_Work instructions:_ After going through the data below, state how many lines contain "Setup", and nothing else.

***** Data supplied

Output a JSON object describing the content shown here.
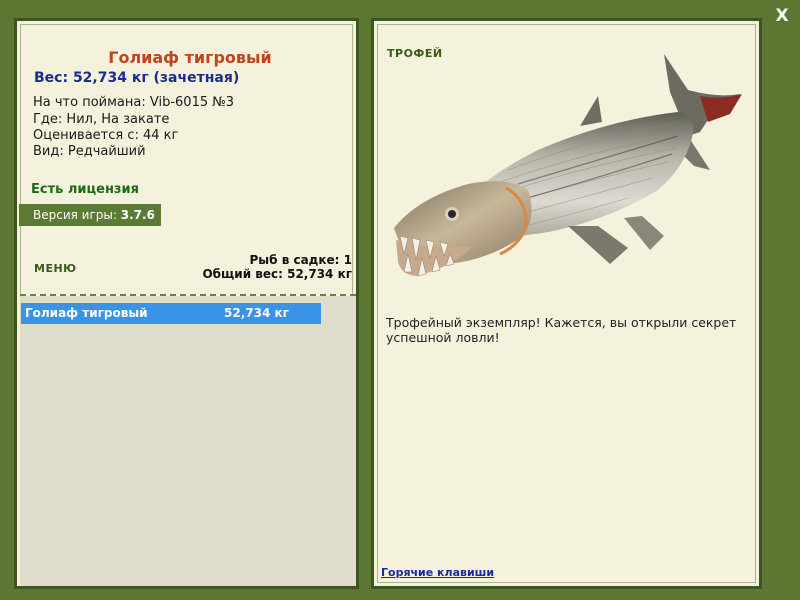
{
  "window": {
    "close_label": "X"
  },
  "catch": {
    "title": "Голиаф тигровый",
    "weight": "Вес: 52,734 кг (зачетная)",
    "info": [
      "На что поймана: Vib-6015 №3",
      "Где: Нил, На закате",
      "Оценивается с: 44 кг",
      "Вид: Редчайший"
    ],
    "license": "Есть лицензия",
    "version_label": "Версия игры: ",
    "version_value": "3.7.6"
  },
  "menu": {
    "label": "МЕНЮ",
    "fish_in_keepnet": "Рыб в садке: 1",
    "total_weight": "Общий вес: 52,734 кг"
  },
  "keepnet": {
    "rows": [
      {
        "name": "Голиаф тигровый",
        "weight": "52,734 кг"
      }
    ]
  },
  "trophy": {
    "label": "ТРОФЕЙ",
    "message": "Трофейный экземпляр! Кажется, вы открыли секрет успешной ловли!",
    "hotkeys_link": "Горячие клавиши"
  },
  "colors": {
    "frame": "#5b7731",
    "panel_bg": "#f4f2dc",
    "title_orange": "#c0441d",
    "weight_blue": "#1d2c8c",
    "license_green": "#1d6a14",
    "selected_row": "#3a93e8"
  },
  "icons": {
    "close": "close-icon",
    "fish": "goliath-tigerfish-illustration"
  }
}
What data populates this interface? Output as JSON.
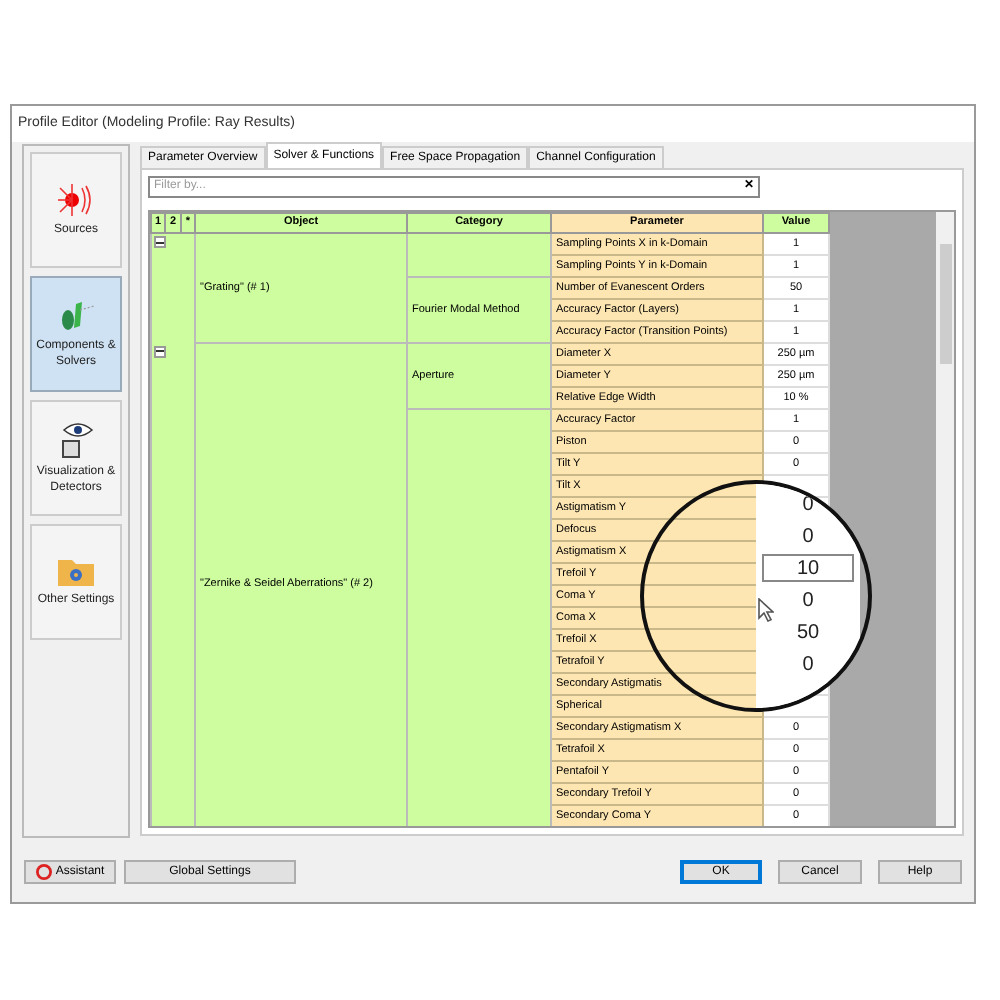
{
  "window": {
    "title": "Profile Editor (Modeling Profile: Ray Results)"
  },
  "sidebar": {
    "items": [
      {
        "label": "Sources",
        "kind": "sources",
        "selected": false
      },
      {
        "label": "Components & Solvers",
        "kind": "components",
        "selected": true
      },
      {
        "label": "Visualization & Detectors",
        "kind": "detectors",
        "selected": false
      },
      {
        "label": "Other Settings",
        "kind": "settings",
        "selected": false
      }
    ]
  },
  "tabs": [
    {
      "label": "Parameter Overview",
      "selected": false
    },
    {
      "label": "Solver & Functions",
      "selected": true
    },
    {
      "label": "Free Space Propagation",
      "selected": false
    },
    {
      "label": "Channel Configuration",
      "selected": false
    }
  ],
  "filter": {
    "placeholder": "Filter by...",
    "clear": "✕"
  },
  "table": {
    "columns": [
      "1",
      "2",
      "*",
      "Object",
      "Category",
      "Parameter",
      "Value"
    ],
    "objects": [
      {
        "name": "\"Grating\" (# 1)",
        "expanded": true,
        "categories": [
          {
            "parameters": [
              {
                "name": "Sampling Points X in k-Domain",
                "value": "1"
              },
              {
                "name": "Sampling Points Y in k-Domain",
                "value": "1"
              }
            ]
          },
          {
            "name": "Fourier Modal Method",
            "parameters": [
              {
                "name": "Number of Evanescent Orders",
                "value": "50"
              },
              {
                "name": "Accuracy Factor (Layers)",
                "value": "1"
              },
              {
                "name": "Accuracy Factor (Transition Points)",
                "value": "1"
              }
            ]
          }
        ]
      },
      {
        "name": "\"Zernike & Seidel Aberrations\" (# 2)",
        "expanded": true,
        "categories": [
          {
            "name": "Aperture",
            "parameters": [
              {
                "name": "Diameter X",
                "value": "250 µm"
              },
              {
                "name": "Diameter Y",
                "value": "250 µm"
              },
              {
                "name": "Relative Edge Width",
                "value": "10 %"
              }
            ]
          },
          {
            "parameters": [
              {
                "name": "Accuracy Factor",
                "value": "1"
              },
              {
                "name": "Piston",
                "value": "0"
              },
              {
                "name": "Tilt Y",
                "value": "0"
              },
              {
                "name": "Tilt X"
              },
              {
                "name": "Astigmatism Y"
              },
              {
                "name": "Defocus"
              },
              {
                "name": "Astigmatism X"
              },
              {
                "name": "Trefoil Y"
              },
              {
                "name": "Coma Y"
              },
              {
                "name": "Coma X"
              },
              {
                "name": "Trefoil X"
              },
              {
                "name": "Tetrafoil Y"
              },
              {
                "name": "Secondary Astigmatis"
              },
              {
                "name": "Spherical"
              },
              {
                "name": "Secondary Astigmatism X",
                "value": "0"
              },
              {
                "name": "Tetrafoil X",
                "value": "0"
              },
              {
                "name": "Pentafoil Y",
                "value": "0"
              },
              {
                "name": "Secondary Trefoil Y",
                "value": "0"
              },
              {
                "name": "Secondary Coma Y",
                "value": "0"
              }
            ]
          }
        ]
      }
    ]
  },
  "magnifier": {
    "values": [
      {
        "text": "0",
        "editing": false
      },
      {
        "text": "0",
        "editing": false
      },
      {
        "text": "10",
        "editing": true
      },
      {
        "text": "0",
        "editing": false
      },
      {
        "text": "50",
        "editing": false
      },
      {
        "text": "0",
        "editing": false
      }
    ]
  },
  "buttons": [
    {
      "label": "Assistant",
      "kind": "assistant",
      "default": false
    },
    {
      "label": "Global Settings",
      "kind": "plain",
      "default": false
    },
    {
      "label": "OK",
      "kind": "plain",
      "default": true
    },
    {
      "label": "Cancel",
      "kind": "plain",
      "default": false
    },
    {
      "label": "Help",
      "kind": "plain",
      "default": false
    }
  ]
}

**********
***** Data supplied

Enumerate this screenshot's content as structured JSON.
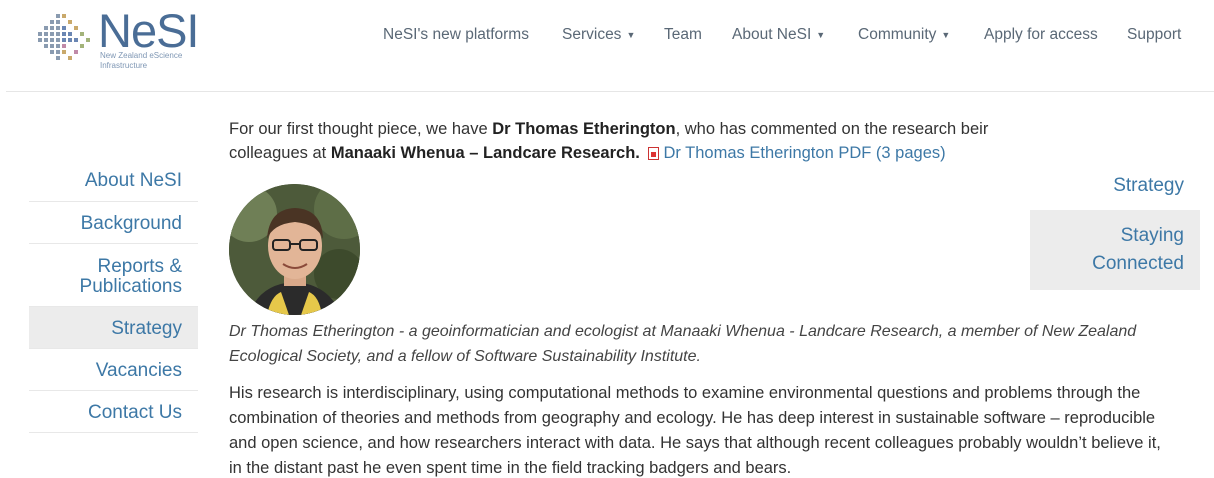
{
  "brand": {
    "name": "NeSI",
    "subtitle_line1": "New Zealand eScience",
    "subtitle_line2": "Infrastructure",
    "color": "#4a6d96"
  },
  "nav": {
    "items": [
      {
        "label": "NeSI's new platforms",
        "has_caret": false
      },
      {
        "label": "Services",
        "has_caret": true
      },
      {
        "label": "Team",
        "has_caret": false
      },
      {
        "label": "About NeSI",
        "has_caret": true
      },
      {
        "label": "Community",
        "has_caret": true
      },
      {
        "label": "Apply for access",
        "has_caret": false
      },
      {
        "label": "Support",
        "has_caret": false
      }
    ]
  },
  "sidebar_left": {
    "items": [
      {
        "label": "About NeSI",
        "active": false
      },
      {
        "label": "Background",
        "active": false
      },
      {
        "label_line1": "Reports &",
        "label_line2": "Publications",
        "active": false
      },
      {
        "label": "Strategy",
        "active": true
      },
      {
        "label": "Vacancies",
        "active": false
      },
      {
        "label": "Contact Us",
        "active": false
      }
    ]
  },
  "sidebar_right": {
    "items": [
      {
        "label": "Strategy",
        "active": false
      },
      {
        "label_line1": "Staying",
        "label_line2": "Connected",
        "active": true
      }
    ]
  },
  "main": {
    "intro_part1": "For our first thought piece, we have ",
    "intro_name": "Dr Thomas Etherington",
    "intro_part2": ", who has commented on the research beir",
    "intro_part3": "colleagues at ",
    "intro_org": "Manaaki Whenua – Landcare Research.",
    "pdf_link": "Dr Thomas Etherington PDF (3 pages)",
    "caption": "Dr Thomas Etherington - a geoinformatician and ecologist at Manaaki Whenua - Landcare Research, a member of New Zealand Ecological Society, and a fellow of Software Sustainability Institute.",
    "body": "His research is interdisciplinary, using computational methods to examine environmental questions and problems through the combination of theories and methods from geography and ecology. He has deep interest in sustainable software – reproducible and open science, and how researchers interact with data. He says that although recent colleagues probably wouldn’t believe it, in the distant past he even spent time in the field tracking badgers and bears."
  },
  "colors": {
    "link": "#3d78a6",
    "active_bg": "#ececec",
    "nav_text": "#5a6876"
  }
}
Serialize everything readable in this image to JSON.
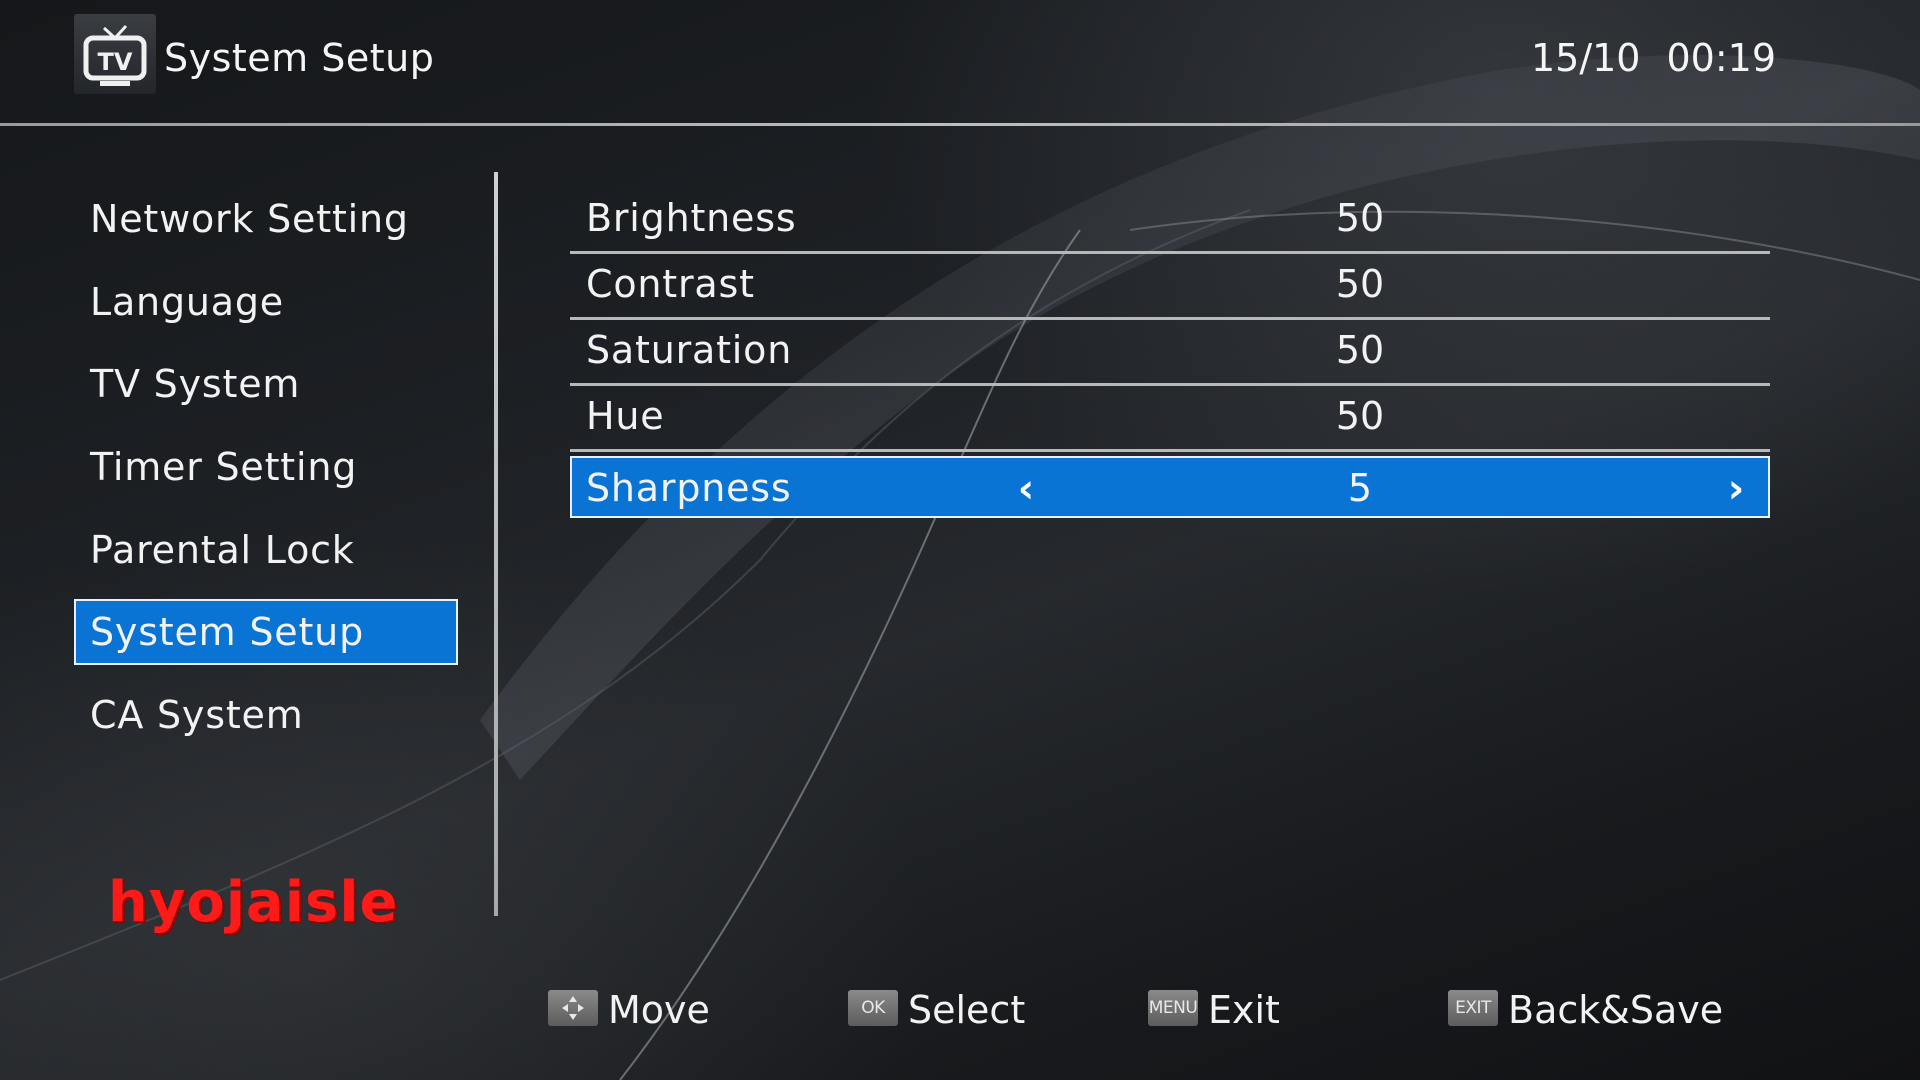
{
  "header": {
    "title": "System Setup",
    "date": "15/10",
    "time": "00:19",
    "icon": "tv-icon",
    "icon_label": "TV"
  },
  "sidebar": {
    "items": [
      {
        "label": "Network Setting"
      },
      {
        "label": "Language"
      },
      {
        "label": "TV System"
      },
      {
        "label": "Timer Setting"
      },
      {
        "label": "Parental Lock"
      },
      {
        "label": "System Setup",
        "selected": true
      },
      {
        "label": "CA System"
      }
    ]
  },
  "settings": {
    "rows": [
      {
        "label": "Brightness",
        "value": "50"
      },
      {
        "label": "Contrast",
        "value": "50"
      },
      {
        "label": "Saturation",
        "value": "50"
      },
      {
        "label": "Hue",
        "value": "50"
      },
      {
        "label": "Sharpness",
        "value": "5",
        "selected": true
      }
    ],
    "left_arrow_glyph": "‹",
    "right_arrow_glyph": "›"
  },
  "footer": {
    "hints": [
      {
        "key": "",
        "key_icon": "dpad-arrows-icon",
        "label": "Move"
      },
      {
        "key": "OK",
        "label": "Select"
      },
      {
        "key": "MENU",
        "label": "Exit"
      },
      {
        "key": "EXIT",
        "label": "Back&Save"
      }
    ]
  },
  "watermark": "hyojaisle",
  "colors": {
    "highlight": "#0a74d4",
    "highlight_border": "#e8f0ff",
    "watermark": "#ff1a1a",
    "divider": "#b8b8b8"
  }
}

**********

_Task response:_ 2